Word for word, copy out the data below, omitting pictures.
___ Extracted data ___
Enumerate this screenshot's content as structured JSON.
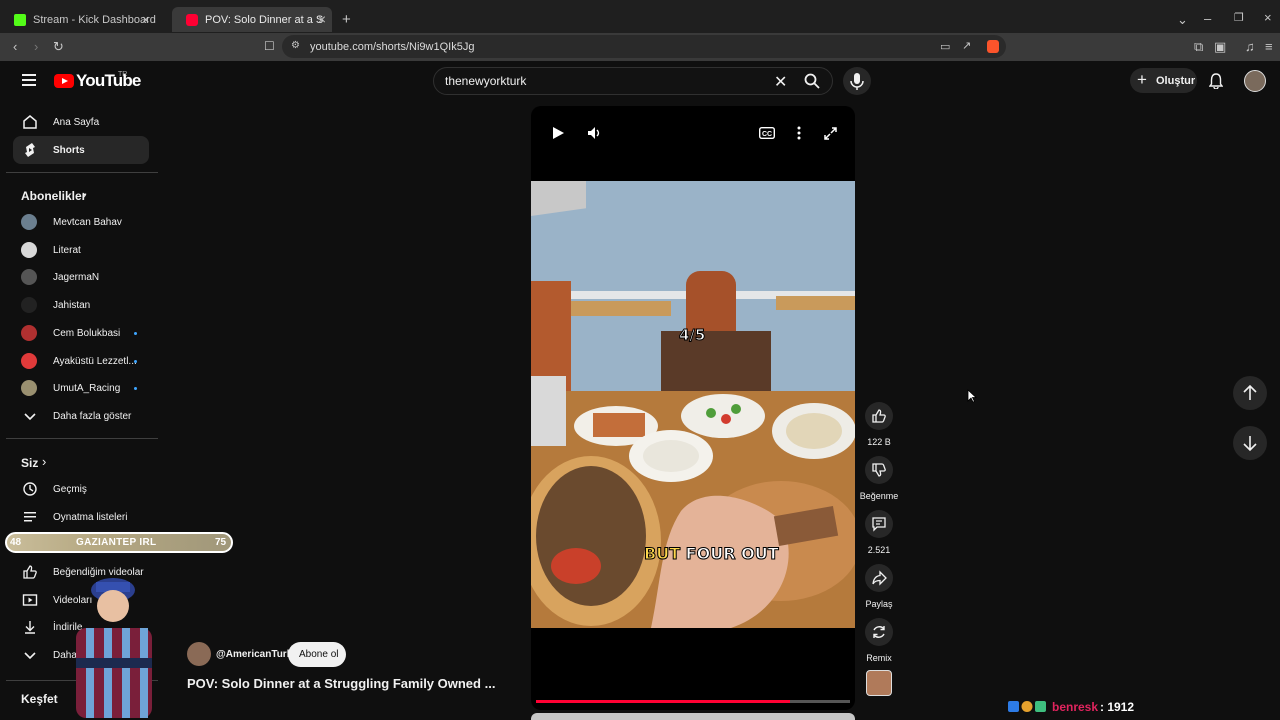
{
  "browser": {
    "tabs": [
      {
        "title": "Stream - Kick Dashboard",
        "color": "#53fc18"
      },
      {
        "title": "POV: Solo Dinner at a Struggling",
        "color": "#ff0033"
      }
    ],
    "url": "youtube.com/shorts/Ni9w1QIk5Jg"
  },
  "youtube": {
    "logo_text": "YouTube",
    "logo_tr": "TR",
    "search_value": "thenewyorkturk",
    "create_label": "Oluştur"
  },
  "sidebar": {
    "nav": [
      {
        "label": "Ana Sayfa",
        "icon": "home-icon"
      },
      {
        "label": "Shorts",
        "icon": "shorts-icon"
      }
    ],
    "subs_header": "Abonelikler",
    "subscriptions": [
      {
        "label": "Mevtcan Bahav",
        "avatar_color": "#6b7f8f",
        "new": false
      },
      {
        "label": "Literat",
        "avatar_color": "#d8d8d8",
        "new": false
      },
      {
        "label": "JagermaN",
        "avatar_color": "#555555",
        "new": false
      },
      {
        "label": "Jahistan",
        "avatar_color": "#222222",
        "new": false
      },
      {
        "label": "Cem Bolukbasi",
        "avatar_color": "#b03030",
        "new": true
      },
      {
        "label": "Ayaküstü Lezzetl...",
        "avatar_color": "#e03a3a",
        "new": true
      },
      {
        "label": "UmutA_Racing",
        "avatar_color": "#9a9070",
        "new": true
      }
    ],
    "show_more": "Daha fazla göster",
    "you_header": "Siz",
    "you_items": [
      {
        "label": "Geçmiş",
        "icon": "history-icon"
      },
      {
        "label": "Oynatma listeleri",
        "icon": "playlists-icon"
      },
      {
        "label": "Beğendiğim videolar",
        "icon": "like-icon"
      },
      {
        "label": "Videoları",
        "icon": "videos-icon"
      },
      {
        "label": "İndirile",
        "icon": "download-icon"
      },
      {
        "label": "Daha",
        "icon": "chevron-down-icon"
      }
    ],
    "explore_header": "Keşfet"
  },
  "overlay": {
    "left_num": "48",
    "title": "GAZIANTEP IRL",
    "right_num": "75"
  },
  "video": {
    "overlay_rating": "4/5",
    "caption_first": "BUT",
    "caption_rest": " FOUR OUT",
    "progress": 0.81
  },
  "actions": [
    {
      "label": "122 B",
      "icon": "thumbs-up-icon"
    },
    {
      "label": "Beğenme",
      "icon": "thumbs-down-icon"
    },
    {
      "label": "2.521",
      "icon": "comment-icon"
    },
    {
      "label": "Paylaş",
      "icon": "share-icon"
    },
    {
      "label": "Remix",
      "icon": "remix-icon"
    }
  ],
  "channel": {
    "handle": "@AmericanTurk",
    "subscribe_label": "Abone ol",
    "title": "POV: Solo Dinner at a Struggling Family Owned ..."
  },
  "stream": {
    "user": "benresk",
    "count": ": 1912"
  },
  "colors": {
    "accent": "#ff0033",
    "link": "#3ea6ff"
  }
}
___
▸ **Solution for this problem**:
Enumerate this screenshot's content as structured JSON.
{
  "browser": {
    "tabs": [
      {
        "title": "Stream - Kick Dashboard",
        "color": "#53fc18"
      },
      {
        "title": "POV: Solo Dinner at a Struggling",
        "color": "#ff0033"
      }
    ],
    "url": "youtube.com/shorts/Ni9w1QIk5Jg"
  },
  "youtube": {
    "logo_text": "YouTube",
    "logo_tr": "TR",
    "search_value": "thenewyorkturk",
    "create_label": "Oluştur"
  },
  "sidebar": {
    "nav": [
      {
        "label": "Ana Sayfa",
        "icon": "home-icon"
      },
      {
        "label": "Shorts",
        "icon": "shorts-icon"
      }
    ],
    "subs_header": "Abonelikler",
    "subscriptions": [
      {
        "label": "Mevtcan Bahav",
        "avatar_color": "#6b7f8f",
        "new": false
      },
      {
        "label": "Literat",
        "avatar_color": "#d8d8d8",
        "new": false
      },
      {
        "label": "JagermaN",
        "avatar_color": "#555555",
        "new": false
      },
      {
        "label": "Jahistan",
        "avatar_color": "#222222",
        "new": false
      },
      {
        "label": "Cem Bolukbasi",
        "avatar_color": "#b03030",
        "new": true
      },
      {
        "label": "Ayaküstü Lezzetl...",
        "avatar_color": "#e03a3a",
        "new": true
      },
      {
        "label": "UmutA_Racing",
        "avatar_color": "#9a9070",
        "new": true
      }
    ],
    "show_more": "Daha fazla göster",
    "you_header": "Siz",
    "you_items": [
      {
        "label": "Geçmiş",
        "icon": "history-icon"
      },
      {
        "label": "Oynatma listeleri",
        "icon": "playlists-icon"
      },
      {
        "label": "Beğendiğim videolar",
        "icon": "like-icon"
      },
      {
        "label": "Videoları",
        "icon": "videos-icon"
      },
      {
        "label": "İndirile",
        "icon": "download-icon"
      },
      {
        "label": "Daha",
        "icon": "chevron-down-icon"
      }
    ],
    "explore_header": "Keşfet"
  },
  "overlay": {
    "left_num": "48",
    "title": "GAZIANTEP IRL",
    "right_num": "75"
  },
  "video": {
    "overlay_rating": "4/5",
    "caption_first": "BUT",
    "caption_rest": " FOUR OUT",
    "progress": 0.81
  },
  "actions": [
    {
      "label": "122 B",
      "icon": "thumbs-up-icon"
    },
    {
      "label": "Beğenme",
      "icon": "thumbs-down-icon"
    },
    {
      "label": "2.521",
      "icon": "comment-icon"
    },
    {
      "label": "Paylaş",
      "icon": "share-icon"
    },
    {
      "label": "Remix",
      "icon": "remix-icon"
    }
  ],
  "channel": {
    "handle": "@AmericanTurk",
    "subscribe_label": "Abone ol",
    "title": "POV: Solo Dinner at a Struggling Family Owned ..."
  },
  "stream": {
    "user": "benresk",
    "count": ": 1912"
  },
  "colors": {
    "accent": "#ff0033",
    "link": "#3ea6ff"
  }
}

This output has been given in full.